I think the hardest thing for me to do is to remove the armor of work and indulge in the sweetness of life. In fact, this, as it turns out, is the real work – to consistently find that river of joy that carries me beyond the day-to-day and the stress of tomorrow.
Work has its place, no doubt. But wouldn’t it be great if we naturally returned to that Joyous Gard? If the mind of beauty and inspiration was much more common than that of criticism?
I liken the mind of Joyous Gard to a space orbit, floating, it seems, weightless. But to reach that point of orbit, engines are working and fuel is spent. Listen to the American astronaut Joseph Allen describe his experience in the Space Shuttle:
” When the engine shut down, I unbuckled myself from my seat and I was floating. I knew we were in orbit. We had to do an orbital-maneuvering-system (OMS) burn to get into a higher orbit. But before we even did the burn I floated upstairs – from middeck, below the flight deck – to look over the guys’ shoulders. I looked out the window and couldn’t believe it. The sun was streaming in, and you could look right down at the Atlantic Ocean. I look at the three of them doing the countdown for the OMS burn and I thought, How in the world can you do that? Look outside!”
Day 25 Guide:
Today, I want you to fire up your engine. I want to help you find your orbit.
There’s nothing you can do about the fact that it’s a Monday, right? Sometimes it’s a rude interruption to the relaxation of a nice weekend. And on Monday, more than any other day of the week, you need to feel success. You need to sense the sweetness of accomplishment and discover that even work itself can be a road to finding your orbit.
Organization and discipline should be your key thoughts today. Approach the day standing tall, with your mind focused on taking care of things.
Make a list of things that you’d like to accomplish today, and then attack that list.
Don’t let your mind feel the stress of anything beyond the items on your list. Confine your work-thoughts to that list.
Plan on unexpected events and consider them to be only obstacles not roadblocks.
Frequently refer to your list throughout the day.
Make a game out of attacking your list. Even punching through the things you accomplish with a hole-puncher might even give you a greater sense of completion. See how far you can get completing the items on your list.

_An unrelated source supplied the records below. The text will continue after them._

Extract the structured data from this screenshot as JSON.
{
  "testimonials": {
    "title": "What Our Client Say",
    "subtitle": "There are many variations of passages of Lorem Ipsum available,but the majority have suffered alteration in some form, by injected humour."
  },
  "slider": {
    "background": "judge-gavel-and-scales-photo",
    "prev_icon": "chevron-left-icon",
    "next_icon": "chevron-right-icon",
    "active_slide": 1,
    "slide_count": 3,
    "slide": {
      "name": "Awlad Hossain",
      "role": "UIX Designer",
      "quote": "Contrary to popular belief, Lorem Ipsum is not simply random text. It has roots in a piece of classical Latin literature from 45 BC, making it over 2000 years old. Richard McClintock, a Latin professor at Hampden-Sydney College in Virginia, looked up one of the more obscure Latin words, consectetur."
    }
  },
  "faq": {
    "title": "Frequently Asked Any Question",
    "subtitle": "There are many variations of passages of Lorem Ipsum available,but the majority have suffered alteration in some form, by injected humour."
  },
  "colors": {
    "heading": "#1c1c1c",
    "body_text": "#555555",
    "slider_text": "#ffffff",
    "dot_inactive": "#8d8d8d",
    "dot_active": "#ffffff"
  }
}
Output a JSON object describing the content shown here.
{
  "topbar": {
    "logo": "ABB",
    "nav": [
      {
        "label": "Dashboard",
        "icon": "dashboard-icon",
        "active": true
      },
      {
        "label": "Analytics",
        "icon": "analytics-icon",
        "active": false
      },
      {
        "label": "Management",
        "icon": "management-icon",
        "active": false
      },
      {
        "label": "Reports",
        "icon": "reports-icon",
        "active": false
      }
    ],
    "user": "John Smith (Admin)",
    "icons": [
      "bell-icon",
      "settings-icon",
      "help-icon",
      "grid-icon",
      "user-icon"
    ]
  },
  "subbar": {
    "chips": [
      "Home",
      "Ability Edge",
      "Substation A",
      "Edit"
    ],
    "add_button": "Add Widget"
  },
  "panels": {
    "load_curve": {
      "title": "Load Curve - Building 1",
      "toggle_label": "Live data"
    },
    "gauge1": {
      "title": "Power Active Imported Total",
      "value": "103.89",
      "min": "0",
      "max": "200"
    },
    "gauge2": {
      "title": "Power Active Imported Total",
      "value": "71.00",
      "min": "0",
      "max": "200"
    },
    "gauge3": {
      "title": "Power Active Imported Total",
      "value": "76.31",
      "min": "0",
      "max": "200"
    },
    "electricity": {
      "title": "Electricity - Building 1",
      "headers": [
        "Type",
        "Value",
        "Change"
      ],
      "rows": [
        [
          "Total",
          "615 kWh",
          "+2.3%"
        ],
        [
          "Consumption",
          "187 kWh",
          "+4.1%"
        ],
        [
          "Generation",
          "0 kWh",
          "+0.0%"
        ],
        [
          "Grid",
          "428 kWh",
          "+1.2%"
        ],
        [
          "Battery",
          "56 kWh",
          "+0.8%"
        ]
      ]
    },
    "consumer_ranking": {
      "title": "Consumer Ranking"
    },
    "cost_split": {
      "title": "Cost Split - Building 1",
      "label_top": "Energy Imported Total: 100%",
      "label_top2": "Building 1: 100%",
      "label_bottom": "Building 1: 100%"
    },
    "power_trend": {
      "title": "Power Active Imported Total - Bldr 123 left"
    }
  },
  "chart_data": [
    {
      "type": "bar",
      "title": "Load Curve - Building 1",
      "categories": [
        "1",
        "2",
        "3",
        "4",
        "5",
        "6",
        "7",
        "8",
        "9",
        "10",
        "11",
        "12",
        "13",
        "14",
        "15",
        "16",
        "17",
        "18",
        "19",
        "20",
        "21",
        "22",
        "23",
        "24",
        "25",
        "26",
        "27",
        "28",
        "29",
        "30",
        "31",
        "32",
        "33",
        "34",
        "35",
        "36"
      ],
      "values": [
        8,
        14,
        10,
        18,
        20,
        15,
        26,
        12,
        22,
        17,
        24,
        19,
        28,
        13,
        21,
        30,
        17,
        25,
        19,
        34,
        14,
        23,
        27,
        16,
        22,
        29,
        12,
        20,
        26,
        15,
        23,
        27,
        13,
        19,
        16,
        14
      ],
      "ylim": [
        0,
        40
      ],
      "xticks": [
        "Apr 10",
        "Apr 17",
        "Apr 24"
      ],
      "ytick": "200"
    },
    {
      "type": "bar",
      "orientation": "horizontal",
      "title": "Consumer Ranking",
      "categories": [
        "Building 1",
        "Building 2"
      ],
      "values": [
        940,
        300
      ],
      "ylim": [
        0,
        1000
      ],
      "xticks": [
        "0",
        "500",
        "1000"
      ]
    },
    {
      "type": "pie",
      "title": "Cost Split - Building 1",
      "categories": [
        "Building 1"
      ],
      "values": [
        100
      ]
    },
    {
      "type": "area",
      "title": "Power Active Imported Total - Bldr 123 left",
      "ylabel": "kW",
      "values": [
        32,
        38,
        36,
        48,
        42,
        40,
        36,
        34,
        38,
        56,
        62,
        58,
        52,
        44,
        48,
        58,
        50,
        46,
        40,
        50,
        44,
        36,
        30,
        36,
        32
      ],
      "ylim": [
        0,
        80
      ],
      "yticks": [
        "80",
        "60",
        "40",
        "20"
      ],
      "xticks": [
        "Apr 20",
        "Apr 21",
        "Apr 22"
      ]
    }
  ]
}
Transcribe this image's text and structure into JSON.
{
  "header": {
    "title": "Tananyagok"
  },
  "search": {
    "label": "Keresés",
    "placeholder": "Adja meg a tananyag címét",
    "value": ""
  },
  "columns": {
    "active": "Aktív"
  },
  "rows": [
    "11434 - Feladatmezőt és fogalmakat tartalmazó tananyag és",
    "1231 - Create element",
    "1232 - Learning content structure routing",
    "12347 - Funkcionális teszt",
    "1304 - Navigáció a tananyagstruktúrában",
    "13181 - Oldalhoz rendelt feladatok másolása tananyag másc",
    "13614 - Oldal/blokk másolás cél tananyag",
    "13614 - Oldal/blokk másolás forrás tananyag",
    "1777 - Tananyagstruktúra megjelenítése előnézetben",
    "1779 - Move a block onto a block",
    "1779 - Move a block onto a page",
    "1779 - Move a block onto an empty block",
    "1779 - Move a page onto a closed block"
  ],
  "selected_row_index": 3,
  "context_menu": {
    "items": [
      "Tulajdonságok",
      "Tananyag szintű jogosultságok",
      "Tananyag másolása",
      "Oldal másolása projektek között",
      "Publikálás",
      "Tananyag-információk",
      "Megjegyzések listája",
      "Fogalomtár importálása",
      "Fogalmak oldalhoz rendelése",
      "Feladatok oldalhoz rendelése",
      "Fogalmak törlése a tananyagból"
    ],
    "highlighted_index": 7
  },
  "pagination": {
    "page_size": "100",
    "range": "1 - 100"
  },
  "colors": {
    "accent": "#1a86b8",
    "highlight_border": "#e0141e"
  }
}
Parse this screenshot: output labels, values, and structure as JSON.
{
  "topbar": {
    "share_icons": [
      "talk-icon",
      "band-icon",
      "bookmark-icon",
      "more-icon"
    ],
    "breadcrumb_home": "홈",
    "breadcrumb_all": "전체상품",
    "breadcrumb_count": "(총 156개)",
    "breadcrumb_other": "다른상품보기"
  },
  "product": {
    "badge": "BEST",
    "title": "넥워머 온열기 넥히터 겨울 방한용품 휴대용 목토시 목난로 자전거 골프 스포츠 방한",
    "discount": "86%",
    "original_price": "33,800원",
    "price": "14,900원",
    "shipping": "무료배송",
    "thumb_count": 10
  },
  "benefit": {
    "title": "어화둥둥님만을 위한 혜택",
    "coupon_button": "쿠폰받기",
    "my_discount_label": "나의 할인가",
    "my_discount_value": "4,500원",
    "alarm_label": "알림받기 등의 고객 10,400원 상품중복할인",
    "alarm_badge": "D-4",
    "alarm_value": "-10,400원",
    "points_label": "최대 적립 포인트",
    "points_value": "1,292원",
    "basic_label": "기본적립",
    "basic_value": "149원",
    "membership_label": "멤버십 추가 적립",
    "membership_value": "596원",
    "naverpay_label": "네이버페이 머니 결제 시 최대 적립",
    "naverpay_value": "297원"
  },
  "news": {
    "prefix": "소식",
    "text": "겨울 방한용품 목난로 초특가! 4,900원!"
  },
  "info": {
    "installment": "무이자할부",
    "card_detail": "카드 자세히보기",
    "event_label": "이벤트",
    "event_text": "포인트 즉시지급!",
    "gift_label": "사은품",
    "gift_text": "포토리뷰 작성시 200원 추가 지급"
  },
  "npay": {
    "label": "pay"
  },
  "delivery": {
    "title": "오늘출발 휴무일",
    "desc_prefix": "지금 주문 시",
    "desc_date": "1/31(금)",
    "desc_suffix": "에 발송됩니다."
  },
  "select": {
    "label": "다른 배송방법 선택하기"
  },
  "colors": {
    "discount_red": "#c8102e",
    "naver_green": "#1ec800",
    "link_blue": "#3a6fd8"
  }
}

The highest reward for man’s toil is not what he gets for it, but what he becomes by it.
— John Ruskin (1819-1900)
© 2004, Levi Hill